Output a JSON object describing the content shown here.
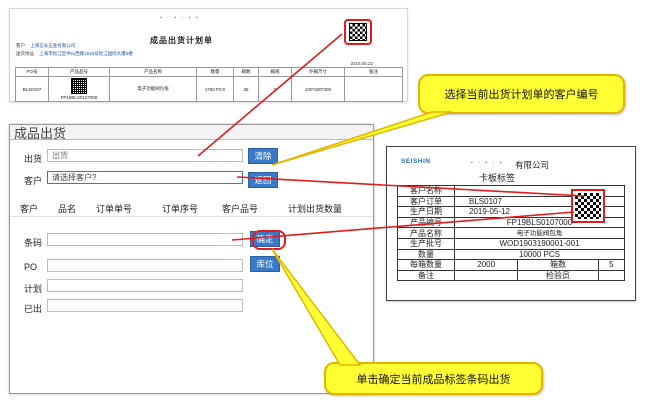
{
  "plan_doc": {
    "title": "成品出货计划单",
    "customer_label": "客户:",
    "customer_value": "上海信长五金有限公司",
    "address_label": "送货地址:",
    "address_value": "上海市松江区中山西路1510号松江国际大厦5楼",
    "date": "2019.05.22",
    "headers": [
      "PO号",
      "产品品号",
      "产品名称",
      "数量",
      "箱数",
      "箱规",
      "外箱尺寸",
      "备注"
    ],
    "row": [
      "BLS0107",
      "FP19BLS0107000",
      "电子功能阀包角",
      "1750 PCS",
      "35",
      "0",
      "100*200*300",
      ""
    ]
  },
  "form": {
    "title": "成品出货",
    "shipment_label": "出货",
    "shipment_placeholder": "出货",
    "clear_button": "清除",
    "customer_label": "客户",
    "customer_placeholder": "请选择客户?",
    "back_button": "返回",
    "columns": [
      "客户",
      "品名",
      "订单单号",
      "订单序号",
      "客户品号",
      "计划出货数量"
    ],
    "barcode_label": "条码",
    "confirm_button": "确定",
    "po_label": "PO",
    "location_button": "库位",
    "plan_label": "计划",
    "shipped_label": "已出"
  },
  "label_card": {
    "logo": "SEISHIN",
    "company": "有限公司",
    "name": "卡板标签",
    "rows": [
      [
        "客户名称",
        ""
      ],
      [
        "客户订单",
        "BLS0107"
      ],
      [
        "生产日期",
        "2019-05-12"
      ],
      [
        "产品编号",
        "FP19BLS0107000"
      ],
      [
        "产品名称",
        "电子功能阀包角"
      ],
      [
        "生产批号",
        "WOD1903190001-001"
      ],
      [
        "数量",
        "10000  PCS"
      ],
      [
        "每箱数量",
        "2000",
        "箱数",
        "5"
      ],
      [
        "备注",
        "",
        "检验员",
        ""
      ]
    ]
  },
  "callouts": {
    "top": "选择当前出货计划单的客户编号",
    "bottom": "单击确定当前成品标签条码出货"
  },
  "colors": {
    "button_blue": "#3a78c9",
    "callout_yellow": "#ffff33",
    "highlight_red": "#e21c1c",
    "logo_blue": "#1c6fb8"
  }
}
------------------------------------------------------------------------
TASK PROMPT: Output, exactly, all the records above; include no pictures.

REPLY:
Output a JSON object describing the content shown here.
{
  "plan_doc": {
    "title": "成品出货计划单",
    "customer_label": "客户:",
    "customer_value": "上海信长五金有限公司",
    "address_label": "送货地址:",
    "address_value": "上海市松江区中山西路1510号松江国际大厦5楼",
    "date": "2019.05.22",
    "headers": [
      "PO号",
      "产品品号",
      "产品名称",
      "数量",
      "箱数",
      "箱规",
      "外箱尺寸",
      "备注"
    ],
    "row": [
      "BLS0107",
      "FP19BLS0107000",
      "电子功能阀包角",
      "1750 PCS",
      "35",
      "0",
      "100*200*300",
      ""
    ]
  },
  "form": {
    "title": "成品出货",
    "shipment_label": "出货",
    "shipment_placeholder": "出货",
    "clear_button": "清除",
    "customer_label": "客户",
    "customer_placeholder": "请选择客户?",
    "back_button": "返回",
    "columns": [
      "客户",
      "品名",
      "订单单号",
      "订单序号",
      "客户品号",
      "计划出货数量"
    ],
    "barcode_label": "条码",
    "confirm_button": "确定",
    "po_label": "PO",
    "location_button": "库位",
    "plan_label": "计划",
    "shipped_label": "已出"
  },
  "label_card": {
    "logo": "SEISHIN",
    "company": "有限公司",
    "name": "卡板标签",
    "rows": [
      [
        "客户名称",
        ""
      ],
      [
        "客户订单",
        "BLS0107"
      ],
      [
        "生产日期",
        "2019-05-12"
      ],
      [
        "产品编号",
        "FP19BLS0107000"
      ],
      [
        "产品名称",
        "电子功能阀包角"
      ],
      [
        "生产批号",
        "WOD1903190001-001"
      ],
      [
        "数量",
        "10000  PCS"
      ],
      [
        "每箱数量",
        "2000",
        "箱数",
        "5"
      ],
      [
        "备注",
        "",
        "检验员",
        ""
      ]
    ]
  },
  "callouts": {
    "top": "选择当前出货计划单的客户编号",
    "bottom": "单击确定当前成品标签条码出货"
  },
  "colors": {
    "button_blue": "#3a78c9",
    "callout_yellow": "#ffff33",
    "highlight_red": "#e21c1c",
    "logo_blue": "#1c6fb8"
  }
}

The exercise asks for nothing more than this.